[Start of Attachment]

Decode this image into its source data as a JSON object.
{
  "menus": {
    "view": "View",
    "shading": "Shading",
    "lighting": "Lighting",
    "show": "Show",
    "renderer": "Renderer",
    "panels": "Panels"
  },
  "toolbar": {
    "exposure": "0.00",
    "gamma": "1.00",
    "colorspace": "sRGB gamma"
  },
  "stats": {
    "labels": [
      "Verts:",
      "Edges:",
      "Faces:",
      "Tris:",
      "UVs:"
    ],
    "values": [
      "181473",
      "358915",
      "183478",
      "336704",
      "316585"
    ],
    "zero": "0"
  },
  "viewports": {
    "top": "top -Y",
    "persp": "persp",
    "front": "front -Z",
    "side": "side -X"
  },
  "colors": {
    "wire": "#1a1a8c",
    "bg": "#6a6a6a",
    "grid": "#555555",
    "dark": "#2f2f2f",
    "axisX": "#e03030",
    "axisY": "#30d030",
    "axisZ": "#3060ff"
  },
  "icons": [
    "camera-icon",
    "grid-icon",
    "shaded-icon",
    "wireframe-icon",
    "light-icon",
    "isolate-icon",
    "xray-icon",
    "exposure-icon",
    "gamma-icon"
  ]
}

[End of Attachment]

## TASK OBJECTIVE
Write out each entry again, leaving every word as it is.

## ANSWER SPACE
Decode this image into its source data as a JSON object.
{
  "menus": {
    "view": "View",
    "shading": "Shading",
    "lighting": "Lighting",
    "show": "Show",
    "renderer": "Renderer",
    "panels": "Panels"
  },
  "toolbar": {
    "exposure": "0.00",
    "gamma": "1.00",
    "colorspace": "sRGB gamma"
  },
  "stats": {
    "labels": [
      "Verts:",
      "Edges:",
      "Faces:",
      "Tris:",
      "UVs:"
    ],
    "values": [
      "181473",
      "358915",
      "183478",
      "336704",
      "316585"
    ],
    "zero": "0"
  },
  "viewports": {
    "top": "top -Y",
    "persp": "persp",
    "front": "front -Z",
    "side": "side -X"
  },
  "colors": {
    "wire": "#1a1a8c",
    "bg": "#6a6a6a",
    "grid": "#555555",
    "dark": "#2f2f2f",
    "axisX": "#e03030",
    "axisY": "#30d030",
    "axisZ": "#3060ff"
  },
  "icons": [
    "camera-icon",
    "grid-icon",
    "shaded-icon",
    "wireframe-icon",
    "light-icon",
    "isolate-icon",
    "xray-icon",
    "exposure-icon",
    "gamma-icon"
  ]
}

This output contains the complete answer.